Find every line of the listing below where "image" appears, and copy it.

- - - - -

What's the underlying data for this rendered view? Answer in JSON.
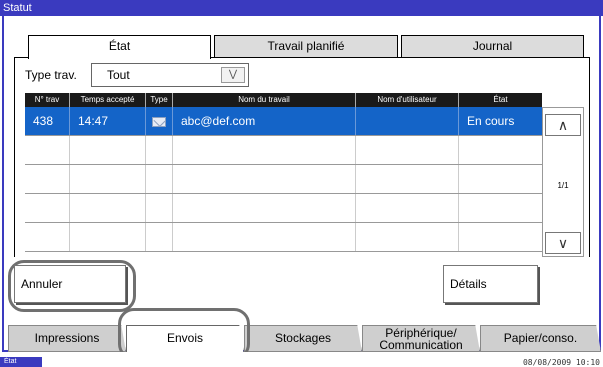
{
  "window": {
    "title": "Statut"
  },
  "tabs": [
    {
      "label": "État",
      "active": true
    },
    {
      "label": "Travail planifié",
      "active": false
    },
    {
      "label": "Journal",
      "active": false
    }
  ],
  "filter": {
    "label": "Type trav.",
    "value": "Tout",
    "dropdown_icon": "double-chevron-down-icon"
  },
  "table": {
    "columns": [
      "N° trav",
      "Temps accepté",
      "Type",
      "Nom du travail",
      "Nom d'utilisateur",
      "État"
    ],
    "rows": [
      {
        "job_no": "438",
        "time": "14:47",
        "type_icon": "mail-icon",
        "job_name": "abc@def.com",
        "user": "",
        "state": "En cours",
        "selected": true
      }
    ],
    "empty_rows": 4
  },
  "pager": {
    "indicator": "1/1",
    "up_icon": "chevron-up-icon",
    "down_icon": "chevron-down-icon"
  },
  "actions": {
    "cancel_label": "Annuler",
    "details_label": "Détails"
  },
  "bottom_tabs": [
    {
      "label": "Impressions",
      "active": false
    },
    {
      "label": "Envois",
      "active": true
    },
    {
      "label": "Stockages",
      "active": false
    },
    {
      "label": "Périphérique/ Communication",
      "line1": "Périphérique/",
      "line2": "Communication",
      "active": false
    },
    {
      "label": "Papier/conso.",
      "active": false
    }
  ],
  "status_bar": {
    "mode": "État",
    "datetime": "08/08/2009   10:10"
  },
  "colors": {
    "accent": "#3a3abf",
    "selected_row": "#1464c8",
    "header_bg": "#1a1a1a"
  }
}
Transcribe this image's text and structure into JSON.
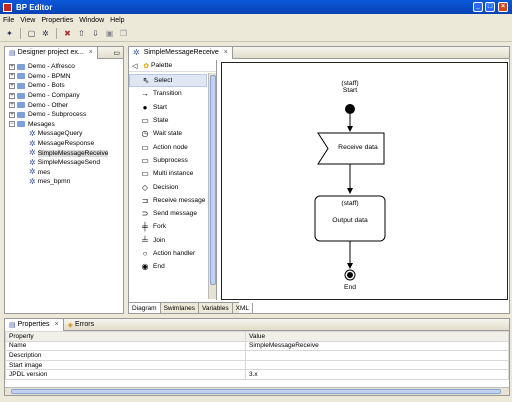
{
  "window": {
    "title": "BP Editor",
    "minimize": "_",
    "maximize": "□",
    "close": "×"
  },
  "menu": [
    "File",
    "View",
    "Properties",
    "Window",
    "Help"
  ],
  "project_panel": {
    "tab_label": "Designer project ex...",
    "tree": [
      {
        "label": "Demo - Alfresco",
        "type": "folder",
        "expander": "+"
      },
      {
        "label": "Demo - BPMN",
        "type": "folder",
        "expander": "+"
      },
      {
        "label": "Demo - Bots",
        "type": "folder",
        "expander": "+"
      },
      {
        "label": "Demo - Company",
        "type": "folder",
        "expander": "+"
      },
      {
        "label": "Demo - Other",
        "type": "folder",
        "expander": "+"
      },
      {
        "label": "Demo - Subprocess",
        "type": "folder",
        "expander": "+"
      },
      {
        "label": "Mesages",
        "type": "folder",
        "expander": "−"
      },
      {
        "label": "MessageQuery",
        "type": "process"
      },
      {
        "label": "MessageResponse",
        "type": "process"
      },
      {
        "label": "SimpleMessageReceive",
        "type": "process",
        "selected": true
      },
      {
        "label": "SimpleMessageSend",
        "type": "process"
      },
      {
        "label": "mes",
        "type": "process"
      },
      {
        "label": "mes_bpmn",
        "type": "process"
      }
    ]
  },
  "editor": {
    "tab_label": "SimpleMessageReceive",
    "palette_title": "Palette",
    "palette_items": [
      {
        "label": "Select",
        "icon": "pointer-icon",
        "selected": true
      },
      {
        "label": "Transition",
        "icon": "arrow-icon"
      },
      {
        "label": "Start",
        "icon": "start-dot-icon"
      },
      {
        "label": "State",
        "icon": "state-box-icon"
      },
      {
        "label": "Wait state",
        "icon": "clock-icon"
      },
      {
        "label": "Action node",
        "icon": "action-node-icon"
      },
      {
        "label": "Subprocess",
        "icon": "subprocess-icon"
      },
      {
        "label": "Multi instance",
        "icon": "multi-instance-icon"
      },
      {
        "label": "Decision",
        "icon": "diamond-icon"
      },
      {
        "label": "Receive message",
        "icon": "receive-message-icon"
      },
      {
        "label": "Send message",
        "icon": "send-message-icon"
      },
      {
        "label": "Fork",
        "icon": "fork-icon"
      },
      {
        "label": "Join",
        "icon": "join-icon"
      },
      {
        "label": "Action handler",
        "icon": "action-handler-icon"
      },
      {
        "label": "End",
        "icon": "end-icon"
      }
    ],
    "bottom_tabs": [
      "Diagram",
      "Swimlanes",
      "Variables",
      "XML"
    ],
    "diagram": {
      "start_role": "(staff)",
      "start_label": "Start",
      "receive_label": "Receive data",
      "output_role": "(staff)",
      "output_label": "Output data",
      "end_label": "End"
    }
  },
  "bottom_panel": {
    "tabs": [
      "Properties",
      "Errors"
    ],
    "headers": [
      "Property",
      "Value"
    ],
    "rows": [
      {
        "property": "Name",
        "value": "SimpleMessageReceive"
      },
      {
        "property": "Description",
        "value": ""
      },
      {
        "property": "Start image",
        "value": ""
      },
      {
        "property": "JPDL version",
        "value": "3.x"
      }
    ]
  }
}
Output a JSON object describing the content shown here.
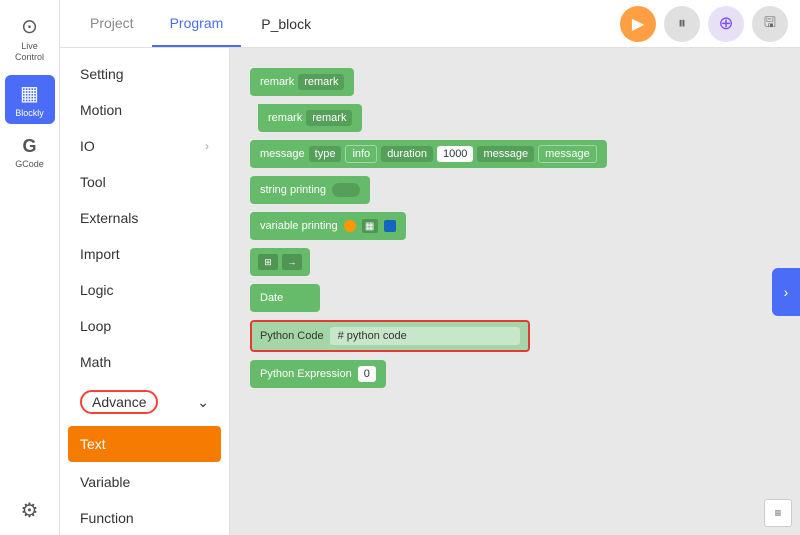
{
  "iconSidebar": {
    "items": [
      {
        "id": "live-control",
        "label": "Live Control",
        "icon": "⊙",
        "active": false
      },
      {
        "id": "blockly",
        "label": "Blockly",
        "icon": "▦",
        "active": true
      },
      {
        "id": "gcode",
        "label": "GCode",
        "icon": "G",
        "active": false
      }
    ],
    "bottomItems": [
      {
        "id": "settings",
        "label": "Settings",
        "icon": "⚙"
      }
    ]
  },
  "header": {
    "tabs": [
      {
        "id": "project",
        "label": "Project",
        "active": false
      },
      {
        "id": "program",
        "label": "Program",
        "active": true
      }
    ],
    "programName": "P_block",
    "actions": {
      "play": "▶",
      "pause": "⏸",
      "robot": "⊕",
      "save": "💾"
    }
  },
  "navMenu": {
    "items": [
      {
        "id": "setting",
        "label": "Setting",
        "active": false,
        "hasArrow": false
      },
      {
        "id": "motion",
        "label": "Motion",
        "active": false,
        "hasArrow": false
      },
      {
        "id": "io",
        "label": "IO",
        "active": false,
        "hasArrow": true
      },
      {
        "id": "tool",
        "label": "Tool",
        "active": false,
        "hasArrow": false
      },
      {
        "id": "externals",
        "label": "Externals",
        "active": false,
        "hasArrow": false
      },
      {
        "id": "import",
        "label": "Import",
        "active": false,
        "hasArrow": false
      },
      {
        "id": "logic",
        "label": "Logic",
        "active": false,
        "hasArrow": false
      },
      {
        "id": "loop",
        "label": "Loop",
        "active": false,
        "hasArrow": false
      },
      {
        "id": "math",
        "label": "Math",
        "active": false,
        "hasArrow": false
      },
      {
        "id": "advance",
        "label": "Advance",
        "active": false,
        "hasArrow": true,
        "circled": true
      },
      {
        "id": "text",
        "label": "Text",
        "active": true,
        "hasArrow": false
      },
      {
        "id": "variable",
        "label": "Variable",
        "active": false,
        "hasArrow": false
      },
      {
        "id": "function",
        "label": "Function",
        "active": false,
        "hasArrow": false
      }
    ]
  },
  "blocks": {
    "items": [
      {
        "id": "remark1",
        "type": "remark",
        "label": "remark",
        "field": "remark"
      },
      {
        "id": "remark2",
        "type": "remark",
        "label": "remark",
        "field": "remark"
      },
      {
        "id": "message",
        "type": "message",
        "label": "message",
        "fields": [
          "type",
          "info",
          "duration",
          "1000",
          "message",
          "message"
        ]
      },
      {
        "id": "string-printing",
        "type": "string-printing",
        "label": "string printing",
        "toggle": true
      },
      {
        "id": "variable-printing",
        "type": "variable-printing",
        "label": "variable printing"
      },
      {
        "id": "connector",
        "type": "connector"
      },
      {
        "id": "date",
        "type": "date",
        "label": "Date"
      },
      {
        "id": "python-code",
        "type": "python-code",
        "label": "Python Code",
        "value": "# python code"
      },
      {
        "id": "python-expression",
        "type": "python-expression",
        "label": "Python Expression",
        "field": "0"
      }
    ]
  },
  "edgeArrow": "›",
  "bottomToolbar": {
    "icon": "≡"
  }
}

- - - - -

◆ **Answer space**
Transcribe this image's text and structure into JSON.
        "property": "Start image",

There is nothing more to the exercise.